9 Free Online Grammar Resources You Can't Ignore

9 Free Online Grammar Resources You Can’t Ignore

Writers Write is your one-stop writing resource. If you’re looking for a selection of writing and grammar websites to use as a reference, we suggest you explore these nine free online resources.

Writers need to find a site that is user-friendly and reliable, and one that suits their writing needs. Please share your favourite sites in the comments section below.

9 Free Online Grammar Resources You Can’t Ignore

Here are a selection of sites we recommend:

  1. British Council Quick Grammar – This reference section gives brief explanations of 48 of the more common areas of grammar, each with an activity to help you learn.
  2. Oxford English Dictionaries Grammar – Do you want a quick answer to a specific point, such as whether it’s wrong to split an infinitive or to end a sentence with a preposition such as on? Go straight to the quick-reference grammar tips section. If you want more detailed advice on, for example, types of pronouns or how to build well-formed sentences, browse through the headings and explore the different sections.
  3. Perfect English Grammar – Seonaid, a British native speaker of English, has a blog that gives more than explanations. It also gives tips on how to learn grammar.
  4. English Grammar – Learn all aspects of the English written language to help you improve your writing skills in both personal and formal communications.
  5. Grammarly Handbook – Grammarly is a website where you can check your grammar. This online handbook answers all of your grammar questions.
  6. Grammar Monster – This website offers explanations about everything to do with grammar. It also has a short test for each of its sections.
  7. GrammarBook.com – This reference site serves anyone and everyone seeking to improve their English grammar and punctuation skills.
  8. Apostrophe Protection Society – The site was started in 2001 by John Richards, now its Chairman, with the specific aim of preserving the correct use of this currently much abused punctuation mark in all forms of text written in the English language.
  9. Writing Explained – This site is dedicated to providing the best educational articles on writing that the web has to offer and features hundreds of articles on grammar, style, and usage with examples and quizzes.

by Amanda Patterson

If you enjoyed this article, read:

  1. 9 Practical Tips For New Bloggers
  2. 17 Resources For Writing About Troubled Fictional Characters
  3. 6 Ways To Publish A Book – Everything You Need To Know


  1. If you want to learn how to write a book, join our Writers Write course in Johannesburg or sign up for our online course.
  2. If you want to improve your business writing, join us for The Plain Language Programme.

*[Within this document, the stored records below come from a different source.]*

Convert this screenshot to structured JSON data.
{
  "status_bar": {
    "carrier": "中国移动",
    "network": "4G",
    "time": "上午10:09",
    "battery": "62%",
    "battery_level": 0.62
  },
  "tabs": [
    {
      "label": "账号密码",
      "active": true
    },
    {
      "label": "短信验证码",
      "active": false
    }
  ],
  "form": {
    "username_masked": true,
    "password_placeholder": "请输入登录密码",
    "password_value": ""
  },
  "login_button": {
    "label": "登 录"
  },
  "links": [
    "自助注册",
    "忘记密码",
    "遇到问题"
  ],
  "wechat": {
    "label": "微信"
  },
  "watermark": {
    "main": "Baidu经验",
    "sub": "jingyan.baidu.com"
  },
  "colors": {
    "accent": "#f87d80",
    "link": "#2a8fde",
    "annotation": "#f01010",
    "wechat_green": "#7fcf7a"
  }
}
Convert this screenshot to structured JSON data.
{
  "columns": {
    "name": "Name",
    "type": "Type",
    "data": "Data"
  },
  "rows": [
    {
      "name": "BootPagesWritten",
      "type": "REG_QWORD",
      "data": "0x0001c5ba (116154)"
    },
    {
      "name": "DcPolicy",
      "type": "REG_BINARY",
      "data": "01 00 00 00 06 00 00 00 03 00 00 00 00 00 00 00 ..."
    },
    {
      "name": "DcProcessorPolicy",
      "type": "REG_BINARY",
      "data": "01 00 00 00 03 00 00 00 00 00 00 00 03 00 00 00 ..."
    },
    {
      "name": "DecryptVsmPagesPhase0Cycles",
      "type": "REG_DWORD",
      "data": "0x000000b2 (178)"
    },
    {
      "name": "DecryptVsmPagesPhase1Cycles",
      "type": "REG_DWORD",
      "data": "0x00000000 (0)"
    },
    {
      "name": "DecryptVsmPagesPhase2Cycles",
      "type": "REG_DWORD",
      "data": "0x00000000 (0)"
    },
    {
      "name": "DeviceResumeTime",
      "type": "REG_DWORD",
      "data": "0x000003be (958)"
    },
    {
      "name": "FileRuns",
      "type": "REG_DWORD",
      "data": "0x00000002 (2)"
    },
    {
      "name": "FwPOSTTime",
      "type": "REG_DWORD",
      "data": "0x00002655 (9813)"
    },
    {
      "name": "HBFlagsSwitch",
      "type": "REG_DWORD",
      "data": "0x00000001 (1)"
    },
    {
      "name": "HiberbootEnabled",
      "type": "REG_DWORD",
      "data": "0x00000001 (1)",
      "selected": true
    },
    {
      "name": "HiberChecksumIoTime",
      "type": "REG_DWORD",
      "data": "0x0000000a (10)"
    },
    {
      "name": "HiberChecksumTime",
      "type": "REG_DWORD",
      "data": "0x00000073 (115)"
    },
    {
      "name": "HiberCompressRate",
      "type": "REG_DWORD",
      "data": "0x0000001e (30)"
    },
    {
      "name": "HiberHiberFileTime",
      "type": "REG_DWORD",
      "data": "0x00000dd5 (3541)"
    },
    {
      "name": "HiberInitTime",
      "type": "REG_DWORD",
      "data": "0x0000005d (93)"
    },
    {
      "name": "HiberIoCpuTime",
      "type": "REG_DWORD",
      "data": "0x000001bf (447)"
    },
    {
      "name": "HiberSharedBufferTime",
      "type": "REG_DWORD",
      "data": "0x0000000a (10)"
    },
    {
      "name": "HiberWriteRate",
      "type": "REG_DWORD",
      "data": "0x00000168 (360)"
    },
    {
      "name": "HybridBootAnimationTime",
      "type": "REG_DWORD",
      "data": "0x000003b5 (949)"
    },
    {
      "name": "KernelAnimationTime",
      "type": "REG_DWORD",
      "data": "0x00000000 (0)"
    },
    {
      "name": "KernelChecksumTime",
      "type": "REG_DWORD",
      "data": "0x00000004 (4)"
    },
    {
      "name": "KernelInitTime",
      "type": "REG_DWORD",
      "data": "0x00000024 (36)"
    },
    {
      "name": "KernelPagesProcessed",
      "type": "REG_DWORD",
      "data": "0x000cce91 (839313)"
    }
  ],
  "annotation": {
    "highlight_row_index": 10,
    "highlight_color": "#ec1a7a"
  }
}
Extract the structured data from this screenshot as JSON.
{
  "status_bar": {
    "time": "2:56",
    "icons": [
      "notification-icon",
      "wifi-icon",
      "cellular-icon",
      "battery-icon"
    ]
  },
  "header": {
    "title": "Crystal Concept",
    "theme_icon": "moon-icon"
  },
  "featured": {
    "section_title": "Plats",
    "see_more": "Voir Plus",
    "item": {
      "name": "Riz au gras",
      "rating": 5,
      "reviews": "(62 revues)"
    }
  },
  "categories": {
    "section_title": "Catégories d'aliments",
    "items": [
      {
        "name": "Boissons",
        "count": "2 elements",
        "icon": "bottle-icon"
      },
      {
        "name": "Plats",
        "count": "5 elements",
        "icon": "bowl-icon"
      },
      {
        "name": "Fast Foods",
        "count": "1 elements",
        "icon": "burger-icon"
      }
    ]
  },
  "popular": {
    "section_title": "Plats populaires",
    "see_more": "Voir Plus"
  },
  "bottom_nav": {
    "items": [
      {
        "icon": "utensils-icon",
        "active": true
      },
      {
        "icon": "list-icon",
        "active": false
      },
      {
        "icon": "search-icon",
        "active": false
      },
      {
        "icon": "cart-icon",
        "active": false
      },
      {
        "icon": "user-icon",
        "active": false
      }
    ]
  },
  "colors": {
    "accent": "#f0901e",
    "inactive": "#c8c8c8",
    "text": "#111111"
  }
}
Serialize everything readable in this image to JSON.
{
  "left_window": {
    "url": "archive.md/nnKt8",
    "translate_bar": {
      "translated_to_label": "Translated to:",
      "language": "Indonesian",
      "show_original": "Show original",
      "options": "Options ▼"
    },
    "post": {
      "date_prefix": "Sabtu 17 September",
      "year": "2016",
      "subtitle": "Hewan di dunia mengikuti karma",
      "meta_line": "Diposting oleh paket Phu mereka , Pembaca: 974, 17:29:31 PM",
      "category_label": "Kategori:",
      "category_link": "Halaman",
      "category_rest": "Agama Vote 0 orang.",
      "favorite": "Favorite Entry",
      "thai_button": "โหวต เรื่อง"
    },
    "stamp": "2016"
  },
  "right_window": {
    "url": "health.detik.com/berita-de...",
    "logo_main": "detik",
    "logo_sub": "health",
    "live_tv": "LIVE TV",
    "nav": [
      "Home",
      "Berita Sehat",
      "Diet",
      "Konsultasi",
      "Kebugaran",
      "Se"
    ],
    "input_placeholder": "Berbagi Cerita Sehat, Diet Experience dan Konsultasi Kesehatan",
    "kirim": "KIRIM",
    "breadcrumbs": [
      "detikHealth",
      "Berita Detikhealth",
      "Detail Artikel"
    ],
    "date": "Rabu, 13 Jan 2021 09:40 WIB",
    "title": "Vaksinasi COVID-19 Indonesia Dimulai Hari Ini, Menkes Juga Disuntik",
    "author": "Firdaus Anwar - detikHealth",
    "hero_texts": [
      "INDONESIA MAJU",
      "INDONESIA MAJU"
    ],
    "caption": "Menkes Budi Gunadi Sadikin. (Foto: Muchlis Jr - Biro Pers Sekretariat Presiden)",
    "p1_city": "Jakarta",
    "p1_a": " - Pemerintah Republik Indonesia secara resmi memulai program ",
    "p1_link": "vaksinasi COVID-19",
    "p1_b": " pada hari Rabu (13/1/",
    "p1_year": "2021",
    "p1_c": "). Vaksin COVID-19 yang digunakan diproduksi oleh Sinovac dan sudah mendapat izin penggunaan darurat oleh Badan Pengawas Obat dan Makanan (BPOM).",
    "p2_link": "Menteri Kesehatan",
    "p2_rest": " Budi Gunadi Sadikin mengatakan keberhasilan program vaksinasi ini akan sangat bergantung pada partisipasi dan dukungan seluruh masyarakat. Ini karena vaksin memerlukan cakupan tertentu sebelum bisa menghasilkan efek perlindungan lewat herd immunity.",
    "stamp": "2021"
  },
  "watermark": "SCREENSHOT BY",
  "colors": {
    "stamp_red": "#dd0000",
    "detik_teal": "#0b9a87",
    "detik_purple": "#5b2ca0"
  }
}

This article has 5 comments

  1. Robert

    British or American English, Amanda?

  2. Amanda Patterson

    We use UK English at Writers Write, but we have a selection of both British and American English sites here.

    British Council Quick Grammar and Perfect English Grammar are UK sites.

    Grammarly uses American English. GrammarBook.com is an American site.

    Please explore and decide which one suits your needs.

  3. Deidre Jonker

    Hi All,

    I see that Grammarly made it on the list. This is what I am using. I have

    the extensions for Chrome, Windows and Microsoft Office. It has been


    Deidre Jonker


  4. Daubert Vermeulen

    Hi there guys,

    Below are two linka I found on the net the other day. Stephen King also

    refers to William Strunk in his book ‘On Writing’

    Here are the links: William Strunk


    and On writing




  5. Kevin Guite

    Thank you for the 9 free online grammar resources, Amanda Ma’m!

Comments are now closed.